WHAT IS NEEDED: For every line in the listing below that contains the word "title", add one to the tally. State the final number and nothing else.

##########

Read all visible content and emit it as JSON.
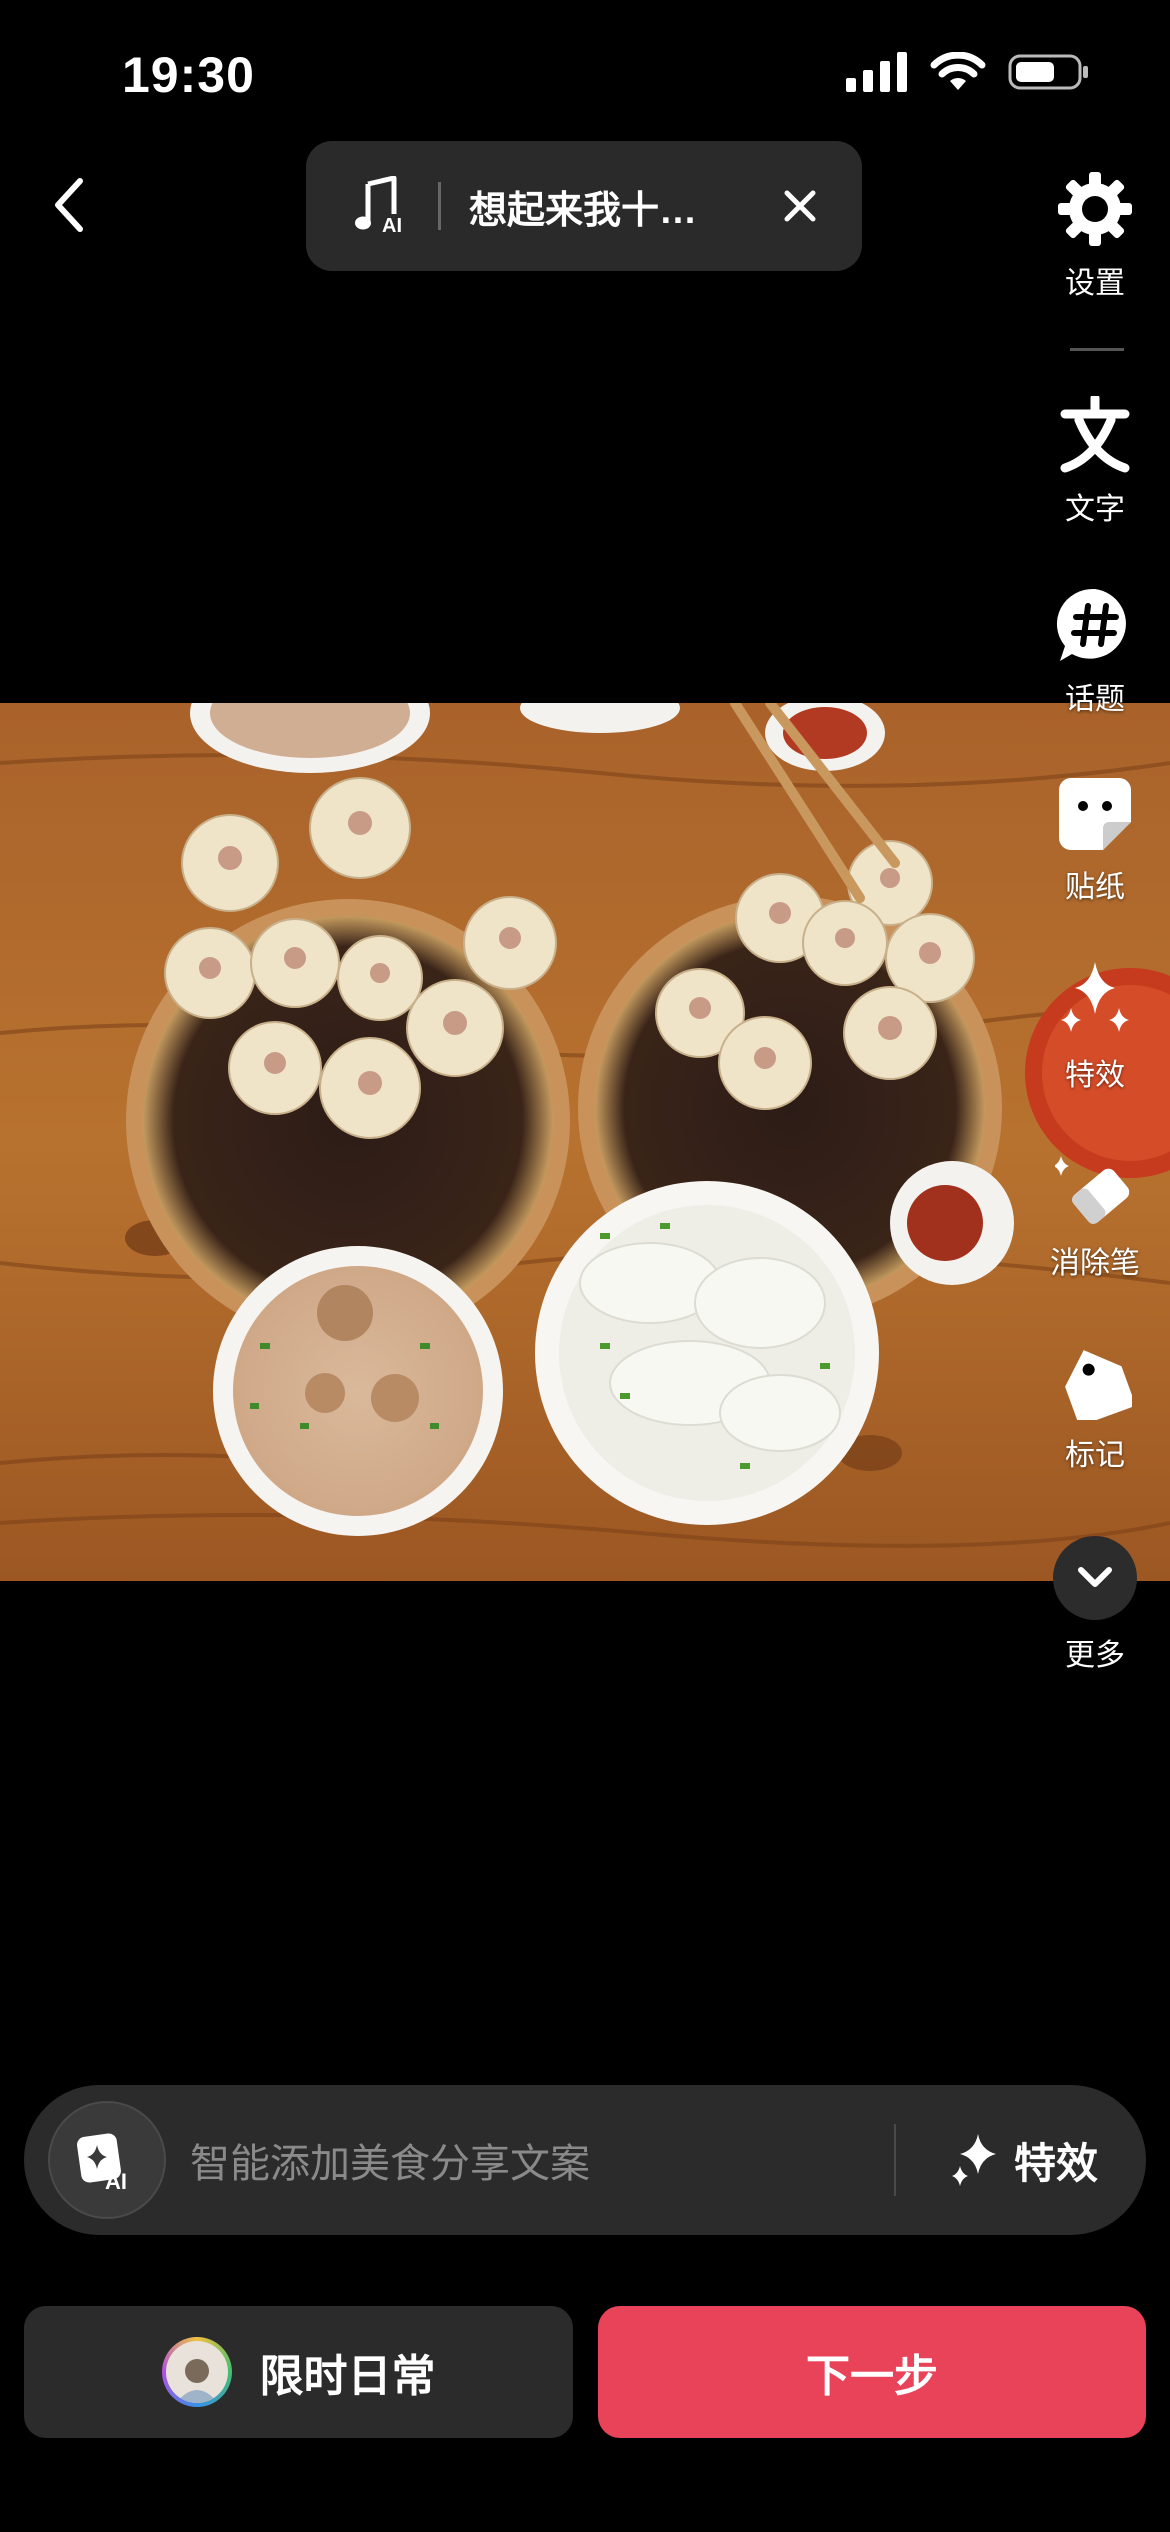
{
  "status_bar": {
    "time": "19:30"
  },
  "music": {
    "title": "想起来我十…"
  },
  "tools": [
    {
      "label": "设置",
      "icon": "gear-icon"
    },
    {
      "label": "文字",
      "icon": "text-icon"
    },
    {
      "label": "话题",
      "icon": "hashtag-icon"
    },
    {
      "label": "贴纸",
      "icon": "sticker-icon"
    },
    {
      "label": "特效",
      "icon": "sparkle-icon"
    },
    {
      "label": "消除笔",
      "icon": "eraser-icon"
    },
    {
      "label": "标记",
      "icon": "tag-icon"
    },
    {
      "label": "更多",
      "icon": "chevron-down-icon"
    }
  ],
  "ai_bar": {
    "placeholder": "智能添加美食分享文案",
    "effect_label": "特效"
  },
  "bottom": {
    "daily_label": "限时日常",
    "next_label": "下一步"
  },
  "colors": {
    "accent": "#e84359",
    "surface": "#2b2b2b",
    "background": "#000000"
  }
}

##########

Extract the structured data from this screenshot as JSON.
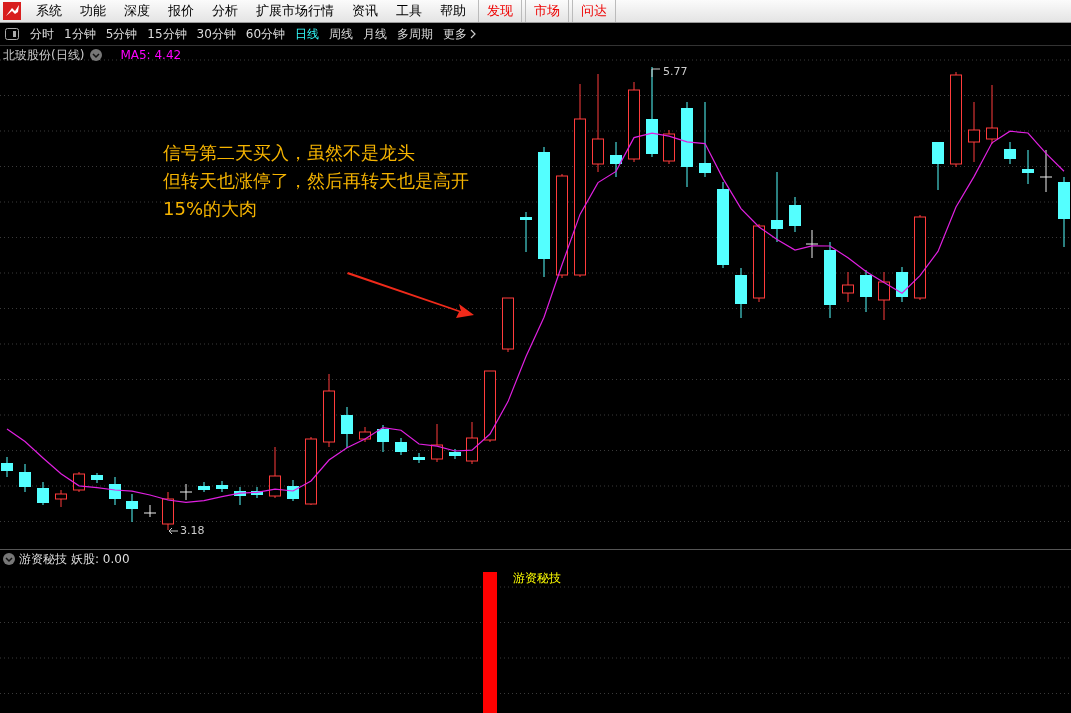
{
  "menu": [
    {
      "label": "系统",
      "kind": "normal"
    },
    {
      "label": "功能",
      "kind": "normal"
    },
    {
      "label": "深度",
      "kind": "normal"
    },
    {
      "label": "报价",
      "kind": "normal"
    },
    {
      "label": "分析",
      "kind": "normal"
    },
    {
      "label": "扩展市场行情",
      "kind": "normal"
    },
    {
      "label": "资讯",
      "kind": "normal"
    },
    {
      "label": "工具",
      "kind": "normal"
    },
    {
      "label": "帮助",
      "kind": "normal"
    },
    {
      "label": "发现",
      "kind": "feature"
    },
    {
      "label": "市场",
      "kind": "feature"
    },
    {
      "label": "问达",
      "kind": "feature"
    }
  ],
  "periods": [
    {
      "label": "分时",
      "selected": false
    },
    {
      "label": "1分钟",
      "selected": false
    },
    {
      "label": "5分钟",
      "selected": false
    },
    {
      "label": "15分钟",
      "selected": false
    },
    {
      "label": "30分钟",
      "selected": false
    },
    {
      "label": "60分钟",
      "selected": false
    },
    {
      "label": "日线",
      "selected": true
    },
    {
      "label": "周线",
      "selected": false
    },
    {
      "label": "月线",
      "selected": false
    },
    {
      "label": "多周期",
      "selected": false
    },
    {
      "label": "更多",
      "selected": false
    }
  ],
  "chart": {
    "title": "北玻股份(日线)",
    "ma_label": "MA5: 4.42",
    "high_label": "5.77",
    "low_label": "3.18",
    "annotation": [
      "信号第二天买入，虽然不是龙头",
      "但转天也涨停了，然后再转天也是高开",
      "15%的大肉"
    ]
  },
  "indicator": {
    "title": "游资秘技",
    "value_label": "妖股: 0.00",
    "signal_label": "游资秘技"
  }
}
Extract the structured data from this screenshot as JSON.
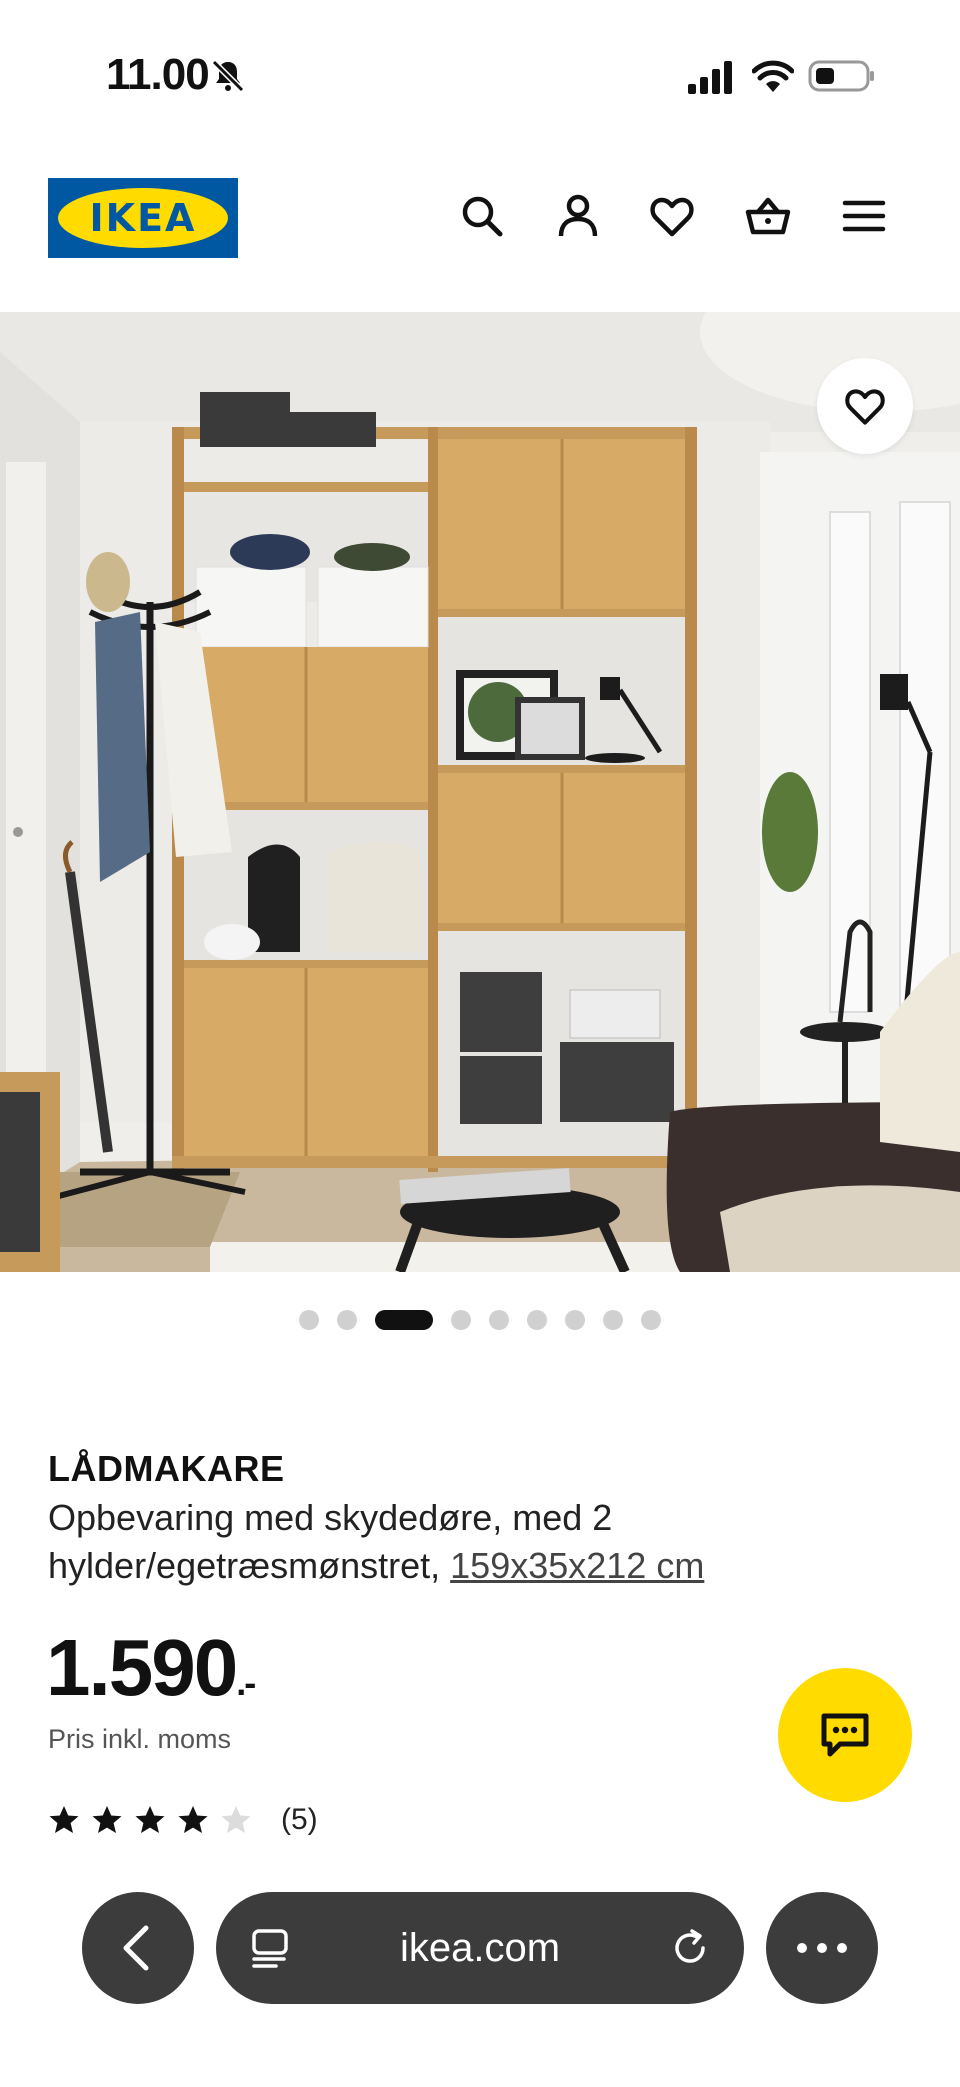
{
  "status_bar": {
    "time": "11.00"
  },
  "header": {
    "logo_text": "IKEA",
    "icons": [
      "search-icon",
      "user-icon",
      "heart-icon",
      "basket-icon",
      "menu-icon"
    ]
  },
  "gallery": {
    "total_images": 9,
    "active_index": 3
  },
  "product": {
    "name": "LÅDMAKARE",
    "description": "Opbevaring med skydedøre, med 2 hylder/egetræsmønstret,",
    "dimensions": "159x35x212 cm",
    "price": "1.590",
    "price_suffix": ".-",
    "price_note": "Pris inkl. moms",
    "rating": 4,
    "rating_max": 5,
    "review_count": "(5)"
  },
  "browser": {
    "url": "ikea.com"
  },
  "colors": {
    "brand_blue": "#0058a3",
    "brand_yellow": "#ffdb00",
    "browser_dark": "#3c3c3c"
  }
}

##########

EXPECTED OUTPUT: 3